Uncertainty and associated risk assessment are frequently applied in many disciplines such as engineering, medicine and economics. Yet this study is limited to a quantitative uncertainty analysis with respect to well design, in view of modeling. Well planning is a complex process involving several physical parameters that are decisive for casing design. Some of the input variables that are subject to randomness are considered uncertain parameters. In addition, tools and mathematical models used for well design do not provide true interpretations of natural phenomena or geological processes. The models, also, are subject to the uncertainties, which may result from the approximate nature of the modeling processes. Therefore, it is important to show how these uncertainties affect the model outputs. This information is critical for decision-making during well planning. Traditionally, deterministic models are used for predicting critical fracturing and collapse pressures required for mud program and casing design. In underbalanced drilling, the operational envelope is predicted based on single-point estimates of pore and collapse pressures. The deterministic method usually neglects the modeling uncertainties. This thesis proposes an improved methodology for well design. The approach considers uncertainties in the input data and identifies the most critical parameters. The input uncertainties—expressed as probability distributions—are propagated by means of Monte Carlo simulation. The intent is to provide a systematic way of weighing the deterministic predictions against the results from the stochastic simulations. With the probabilistic approach, it may be easier for well planners to handle contingent well operations. The work also presents a one-dimensional, two-phase transient model termed the AUSMV scheme. The flow model has some potential that can be relevant to training and academic purposes.

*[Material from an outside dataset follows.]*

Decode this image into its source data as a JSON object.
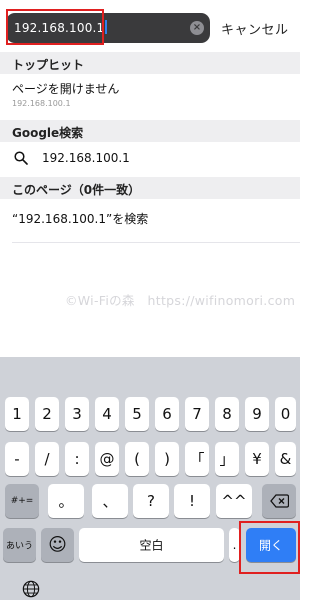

The capability of the scheme to simulate highly dynamic phenomena is presented for dual-gradient drilling and underbalanced operations.
PhD thesis in Petroleum engineering
Has partsJohn Emeka Udegbunam, Kjell Kåre Fjelde, Øystein Arild, Eric Ford, and Hans Petter Lohne. Uncertainty-Based Approach for Predicting the Operating Window in UBO Well Design. Paper SPE 164916, presented at the EAGE Annual Conference & Exhibition incorporating SPE Europec, London, UK, 10–13 June 2013.
John Emeka Udegbunam, Hans Petter Lohne Kjell Kåre Fjelde, Øystein Arild, and Eric Ford. Improved Underbalanced Operations with Uncertainty Analysis. Paper SPE 167954, presented at the 2014 IADC/SPE Drilling Conference and Exhibition, Fort Worth, Texas, USA, 4–6 March 2014.
John Emeka Udegbunam, Bernt Sigve Aadnøy, and Kjell Kåre Fjelde. Uncertainty Evaluation of Wellbore Stability Model Predictions. Paper SPE 166788, presented at the SPE/IADC Middle East Drilling Technology Conference and Exhibition, Dubai, 7–9 October 2013.
John Emeka Udegbunam, Kjell Kåre Fjelde, Steinar Evje. The Academic AUSMV Scheme — A Simple but Robust Model for Predicting Highly Dynamic Well Flow Phenomena. An extended abstract, presented at the Celle Drilling 2012, Celle, Germany, 17–18 September
John Emeka Udegbunam, Kjell Kåre Fjelde, Steinar Evje, Gerhard Nygaard. A Simple Transient Flow Model for MPD and UBD Applications. Paper SPE 168960, in the proceedings of the SPE/IADC Managed Pressure Drilling and Underbalanced Operations Conference and Exhibition, Madrid, Spain, 8–9 April 2014.
John Emeka Udegbunam. Mud Losses in Fractured Carbonate Formations. Presented at the 4th Annual Petroleum Research School of Norway (NFiP) PhD Seminar, Stavanger, Norway, 21 October 2013.